=== Begin Enclosure ===

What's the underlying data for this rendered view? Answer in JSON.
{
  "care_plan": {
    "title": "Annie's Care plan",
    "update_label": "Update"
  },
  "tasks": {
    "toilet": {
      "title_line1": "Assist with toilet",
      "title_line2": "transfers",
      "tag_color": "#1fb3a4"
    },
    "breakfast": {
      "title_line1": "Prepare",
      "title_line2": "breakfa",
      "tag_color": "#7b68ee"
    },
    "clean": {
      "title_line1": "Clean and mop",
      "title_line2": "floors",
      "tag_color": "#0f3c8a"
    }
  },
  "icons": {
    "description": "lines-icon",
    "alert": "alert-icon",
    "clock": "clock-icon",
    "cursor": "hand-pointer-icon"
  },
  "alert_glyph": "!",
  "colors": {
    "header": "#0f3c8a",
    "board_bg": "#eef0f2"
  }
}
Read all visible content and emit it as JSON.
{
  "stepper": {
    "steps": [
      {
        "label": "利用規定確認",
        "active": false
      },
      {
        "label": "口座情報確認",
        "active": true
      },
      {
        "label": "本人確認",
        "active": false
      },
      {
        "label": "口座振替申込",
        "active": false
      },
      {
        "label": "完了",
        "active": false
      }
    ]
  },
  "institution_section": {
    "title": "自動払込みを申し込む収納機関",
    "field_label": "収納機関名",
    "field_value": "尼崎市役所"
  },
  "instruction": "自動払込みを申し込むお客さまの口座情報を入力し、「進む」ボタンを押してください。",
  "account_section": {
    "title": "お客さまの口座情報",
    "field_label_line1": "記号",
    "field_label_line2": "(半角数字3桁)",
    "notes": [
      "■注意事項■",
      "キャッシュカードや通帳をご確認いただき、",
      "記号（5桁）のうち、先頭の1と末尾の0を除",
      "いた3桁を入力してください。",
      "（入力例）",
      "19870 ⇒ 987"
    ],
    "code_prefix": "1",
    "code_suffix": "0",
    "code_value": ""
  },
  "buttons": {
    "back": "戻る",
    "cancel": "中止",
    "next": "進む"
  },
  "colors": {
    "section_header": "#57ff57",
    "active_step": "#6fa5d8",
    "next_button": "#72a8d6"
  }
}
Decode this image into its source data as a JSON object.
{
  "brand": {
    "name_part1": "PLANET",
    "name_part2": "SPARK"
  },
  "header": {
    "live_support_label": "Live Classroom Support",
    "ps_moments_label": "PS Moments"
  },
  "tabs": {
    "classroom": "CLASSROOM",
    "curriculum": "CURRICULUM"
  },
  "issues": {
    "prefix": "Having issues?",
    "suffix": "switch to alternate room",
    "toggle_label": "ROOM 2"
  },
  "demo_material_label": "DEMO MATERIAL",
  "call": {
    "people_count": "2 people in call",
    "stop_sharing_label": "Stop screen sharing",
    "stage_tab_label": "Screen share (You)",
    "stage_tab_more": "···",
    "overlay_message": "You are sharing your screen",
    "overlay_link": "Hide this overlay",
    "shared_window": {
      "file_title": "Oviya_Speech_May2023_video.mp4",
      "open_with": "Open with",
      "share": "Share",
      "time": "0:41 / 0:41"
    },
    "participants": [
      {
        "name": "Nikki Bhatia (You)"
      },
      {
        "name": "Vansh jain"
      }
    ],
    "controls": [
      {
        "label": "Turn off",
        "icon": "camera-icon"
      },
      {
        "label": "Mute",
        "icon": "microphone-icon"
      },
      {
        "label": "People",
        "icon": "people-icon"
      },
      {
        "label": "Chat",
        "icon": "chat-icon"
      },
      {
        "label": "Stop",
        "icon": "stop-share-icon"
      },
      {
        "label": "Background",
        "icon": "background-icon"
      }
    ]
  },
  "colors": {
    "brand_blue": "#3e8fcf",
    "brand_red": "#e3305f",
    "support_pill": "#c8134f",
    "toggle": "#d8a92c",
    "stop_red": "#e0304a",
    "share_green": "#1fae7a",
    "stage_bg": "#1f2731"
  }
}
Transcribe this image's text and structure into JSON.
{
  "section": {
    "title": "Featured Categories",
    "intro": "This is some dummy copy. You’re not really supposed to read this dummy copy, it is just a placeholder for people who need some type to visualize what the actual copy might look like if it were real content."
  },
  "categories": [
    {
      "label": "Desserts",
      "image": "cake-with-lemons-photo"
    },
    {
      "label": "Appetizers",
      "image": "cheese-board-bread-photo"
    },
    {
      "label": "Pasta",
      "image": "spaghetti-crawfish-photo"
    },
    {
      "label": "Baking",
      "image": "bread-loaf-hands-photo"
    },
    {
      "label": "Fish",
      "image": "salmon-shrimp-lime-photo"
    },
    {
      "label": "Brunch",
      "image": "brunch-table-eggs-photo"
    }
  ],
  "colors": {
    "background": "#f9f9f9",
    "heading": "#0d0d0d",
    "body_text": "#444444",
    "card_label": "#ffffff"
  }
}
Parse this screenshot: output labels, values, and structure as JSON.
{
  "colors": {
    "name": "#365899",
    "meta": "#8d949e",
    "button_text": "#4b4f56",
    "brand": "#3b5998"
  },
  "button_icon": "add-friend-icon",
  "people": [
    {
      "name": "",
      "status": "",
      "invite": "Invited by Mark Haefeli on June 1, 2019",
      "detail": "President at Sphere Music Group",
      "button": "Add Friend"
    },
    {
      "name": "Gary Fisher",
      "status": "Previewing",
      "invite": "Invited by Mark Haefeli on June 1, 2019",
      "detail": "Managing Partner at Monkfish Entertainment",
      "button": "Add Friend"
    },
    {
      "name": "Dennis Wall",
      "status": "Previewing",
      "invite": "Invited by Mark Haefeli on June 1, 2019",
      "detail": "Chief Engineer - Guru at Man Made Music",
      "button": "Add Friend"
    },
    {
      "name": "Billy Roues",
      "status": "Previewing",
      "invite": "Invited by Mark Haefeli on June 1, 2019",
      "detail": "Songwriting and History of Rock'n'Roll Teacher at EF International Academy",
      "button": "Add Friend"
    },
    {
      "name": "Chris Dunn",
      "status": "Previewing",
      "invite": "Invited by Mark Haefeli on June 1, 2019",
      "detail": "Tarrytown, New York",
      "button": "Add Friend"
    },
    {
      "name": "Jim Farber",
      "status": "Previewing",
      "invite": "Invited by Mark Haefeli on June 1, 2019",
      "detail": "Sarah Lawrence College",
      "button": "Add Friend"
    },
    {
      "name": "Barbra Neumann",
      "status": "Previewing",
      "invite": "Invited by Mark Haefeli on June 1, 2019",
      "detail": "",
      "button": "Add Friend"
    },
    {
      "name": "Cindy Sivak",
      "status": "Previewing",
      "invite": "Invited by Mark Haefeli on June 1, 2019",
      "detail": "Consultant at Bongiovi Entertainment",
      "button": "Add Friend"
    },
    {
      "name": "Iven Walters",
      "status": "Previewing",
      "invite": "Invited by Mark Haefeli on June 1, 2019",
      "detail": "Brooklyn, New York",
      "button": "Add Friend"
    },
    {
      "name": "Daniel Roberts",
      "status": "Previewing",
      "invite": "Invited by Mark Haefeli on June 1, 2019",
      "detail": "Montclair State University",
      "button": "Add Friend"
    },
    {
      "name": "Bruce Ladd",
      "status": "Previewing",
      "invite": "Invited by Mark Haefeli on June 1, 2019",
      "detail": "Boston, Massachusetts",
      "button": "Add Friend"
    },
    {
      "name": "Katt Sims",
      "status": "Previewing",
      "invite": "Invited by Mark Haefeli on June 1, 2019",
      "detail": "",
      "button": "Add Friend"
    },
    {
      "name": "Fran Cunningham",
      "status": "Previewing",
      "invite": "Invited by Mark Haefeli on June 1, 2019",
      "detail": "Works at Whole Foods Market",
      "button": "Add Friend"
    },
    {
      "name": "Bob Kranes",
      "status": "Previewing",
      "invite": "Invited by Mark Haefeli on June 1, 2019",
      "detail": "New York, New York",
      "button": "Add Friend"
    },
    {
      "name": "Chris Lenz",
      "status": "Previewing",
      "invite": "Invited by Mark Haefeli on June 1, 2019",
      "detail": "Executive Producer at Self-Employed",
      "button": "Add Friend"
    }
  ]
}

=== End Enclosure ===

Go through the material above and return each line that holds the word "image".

*Written response*:
Decode this image into its source data as a JSON object.
Transcribe this image's text and structure into JSON.
      "image": "cake-with-lemons-photo"
      "image": "cheese-board-bread-photo"
      "image": "spaghetti-crawfish-photo"
      "image": "bread-loaf-hands-photo"
      "image": "salmon-shrimp-lime-photo"
      "image": "brunch-table-eggs-photo"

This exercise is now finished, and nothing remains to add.